The best example of the city’s fortification came to be the Htukkanthein Temple. By looking at this massive brik structure it was hard to imagine that the building was and still is a religious practice place. Only one entrance leads inside the temple and by following labyrinth of Buddhas taking you to the main chamber of the temple.
Some other pagodas around Htukkanthein were pleasant to wander around and one of them had especially beautiful set of small Buddhas figures inside.
We found the best preserved wall art and cravings in Shitthaung Temple, built in 1535. The name of the temple translates to “Temple of 80,000 Images of Buddha” and represents the thousands images of Buddhas placed in the dark and narrow corridors of the temple.
But absolutely the most atmospheric off all of the temples of Mrauk U was the magical Kothaung temple, built in 1553, by the son of the king who built the Shitethaung. Kothaung contains 90,000 images of the Buddha and when in most cases the biggest doesn’t necessarily means the best, here I can’t really argue.
Removed from the main cluster of Pagodas, Kothaung sits majestically between rice paddies and fields. Surrounded by 108 smaller stupas the inside of the temple revels the passageways, overgrown statues, images of Buddhas and crumbling walls. I don’t think that there are many places like this left in this part of the world and if I was to point out my favourite South East Asian Temple Kothaung would be the one!
The temples of Maruk U are all in close location and we explored the area in 2 days on foot. On the way to the main temples we passed by the less popular ones and walked around the rice paddies and small villages, which always gives you a idea of how people live and also gives you some time away from the temples, although a pagoda is aways near enough!
So after 3 days full of temples and pagodas we decided to make a move and booked a bus to Mandalay. Booking a day in advance we again turned out to be last people on the bus and (again) back seats were the only ones left.

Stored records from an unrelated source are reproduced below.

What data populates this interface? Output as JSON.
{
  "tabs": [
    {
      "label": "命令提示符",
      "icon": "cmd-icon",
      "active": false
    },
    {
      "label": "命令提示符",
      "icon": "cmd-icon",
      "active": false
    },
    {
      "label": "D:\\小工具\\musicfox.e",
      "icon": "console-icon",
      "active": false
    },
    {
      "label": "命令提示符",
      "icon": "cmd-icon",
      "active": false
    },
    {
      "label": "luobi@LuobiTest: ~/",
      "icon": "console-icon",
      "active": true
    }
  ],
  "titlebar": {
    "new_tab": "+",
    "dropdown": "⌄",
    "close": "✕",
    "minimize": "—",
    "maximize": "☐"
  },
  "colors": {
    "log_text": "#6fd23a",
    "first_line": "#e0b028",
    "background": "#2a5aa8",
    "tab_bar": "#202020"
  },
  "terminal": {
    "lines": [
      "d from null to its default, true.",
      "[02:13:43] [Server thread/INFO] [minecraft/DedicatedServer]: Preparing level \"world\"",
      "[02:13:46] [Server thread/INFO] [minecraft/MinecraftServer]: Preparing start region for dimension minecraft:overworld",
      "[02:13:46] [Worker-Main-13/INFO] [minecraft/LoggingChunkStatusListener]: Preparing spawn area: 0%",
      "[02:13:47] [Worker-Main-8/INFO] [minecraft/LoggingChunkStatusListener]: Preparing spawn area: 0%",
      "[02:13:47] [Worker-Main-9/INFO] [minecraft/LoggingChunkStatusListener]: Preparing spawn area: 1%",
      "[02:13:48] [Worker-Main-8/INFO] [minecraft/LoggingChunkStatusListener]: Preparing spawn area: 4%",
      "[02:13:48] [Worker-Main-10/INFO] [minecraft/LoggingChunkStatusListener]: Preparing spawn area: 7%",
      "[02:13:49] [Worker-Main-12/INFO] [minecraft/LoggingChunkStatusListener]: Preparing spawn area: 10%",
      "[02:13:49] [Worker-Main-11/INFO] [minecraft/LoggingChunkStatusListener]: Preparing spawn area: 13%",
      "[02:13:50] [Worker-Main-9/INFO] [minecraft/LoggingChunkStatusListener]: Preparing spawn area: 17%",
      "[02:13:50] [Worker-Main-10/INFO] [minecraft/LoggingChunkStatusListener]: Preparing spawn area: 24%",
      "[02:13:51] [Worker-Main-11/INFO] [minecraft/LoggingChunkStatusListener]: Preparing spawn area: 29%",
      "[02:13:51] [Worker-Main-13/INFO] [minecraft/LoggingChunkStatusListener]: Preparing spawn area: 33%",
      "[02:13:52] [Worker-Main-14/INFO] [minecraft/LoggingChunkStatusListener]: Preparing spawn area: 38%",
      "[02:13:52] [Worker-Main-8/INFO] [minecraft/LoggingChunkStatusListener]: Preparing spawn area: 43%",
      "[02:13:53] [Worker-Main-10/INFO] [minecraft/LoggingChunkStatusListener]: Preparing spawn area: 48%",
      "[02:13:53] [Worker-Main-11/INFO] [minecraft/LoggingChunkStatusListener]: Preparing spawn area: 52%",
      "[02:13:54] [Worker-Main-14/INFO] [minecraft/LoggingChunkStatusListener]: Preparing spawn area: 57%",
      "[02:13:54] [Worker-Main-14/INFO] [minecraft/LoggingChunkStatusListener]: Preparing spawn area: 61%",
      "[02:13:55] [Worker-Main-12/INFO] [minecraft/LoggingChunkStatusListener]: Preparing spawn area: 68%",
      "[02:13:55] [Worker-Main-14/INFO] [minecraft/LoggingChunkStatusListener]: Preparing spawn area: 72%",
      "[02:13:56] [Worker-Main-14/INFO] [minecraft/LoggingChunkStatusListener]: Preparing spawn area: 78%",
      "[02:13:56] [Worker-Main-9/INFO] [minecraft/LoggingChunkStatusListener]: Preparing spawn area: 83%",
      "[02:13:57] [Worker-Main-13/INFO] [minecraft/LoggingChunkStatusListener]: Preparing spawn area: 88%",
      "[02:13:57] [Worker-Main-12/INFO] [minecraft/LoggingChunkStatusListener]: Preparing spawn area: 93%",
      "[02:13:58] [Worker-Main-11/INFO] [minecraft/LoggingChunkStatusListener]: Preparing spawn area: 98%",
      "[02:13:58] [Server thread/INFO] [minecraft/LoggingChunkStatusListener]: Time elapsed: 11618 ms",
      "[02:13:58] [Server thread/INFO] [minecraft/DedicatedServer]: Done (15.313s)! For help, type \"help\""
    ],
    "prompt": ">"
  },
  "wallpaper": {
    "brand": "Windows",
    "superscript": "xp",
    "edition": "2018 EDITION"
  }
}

After my futuristic dream during which I had seen us traveling comfortable on these ‘leftover’ seats our journey to Mandaley started off pretty well with only 2 hours delay. Although bus was absolutely packed with people sitting on fold down sits in aisle, our seats reclined and we had quite a lot of leg room, which usually means a comfortable journey.
Everything went well until 11.30pm when the bus stopped on a windy mountain road and did not move for the next 8 hours. It seemed that the bus in front of us had broke down causing a pretty big traffic queue behind and with the heavy rainfall from the day before going off road around the bus was too muddy. Nevertheless around 8am we managed to pass by the unfortunate bus (God knows how much longer people on that bus had to wait!) and arrived in Mandalay with only 10 hours delay! Wooohooo!
And here are few usefull tips for Mrauk U
- It’s possible to make a journey from Bagan to Mrauk U. From Bagan’s bus station take a public bus to Magwe. Cost is 4000 kyat, leaves at 10.30am, takes 4 hours.
- In Magwe take a pick up to ‘Fashion Shop’ (if you are lostexit the bus station and go to a restaurant on the right. The owner will show you the way) where Mandalay-Mrauk U-Sittwe bus stops and where you buy your ticket, cost 30,000 kyat. The bus will arrive between 11pm-12pm. It’s a long wait, so stroll down to the river front where are plenty of small restaurants and cafes. Sunsets can be spectacular.
- Hostels in Mrauk U seem to lack big advertising, but we found a cheap ($10 double room), clean room with bathroom in a hostel by the bridge and opposite primary school.
- We visited in the rain season and it did rain everyday as on schedule between 3pm -5.30pm
- Bus tickets back to Mandalay sell out quickly, so book one 2 days in advance. Also, one meal is included in the price ticket and actually one of the best meals we had in Burma were on the road!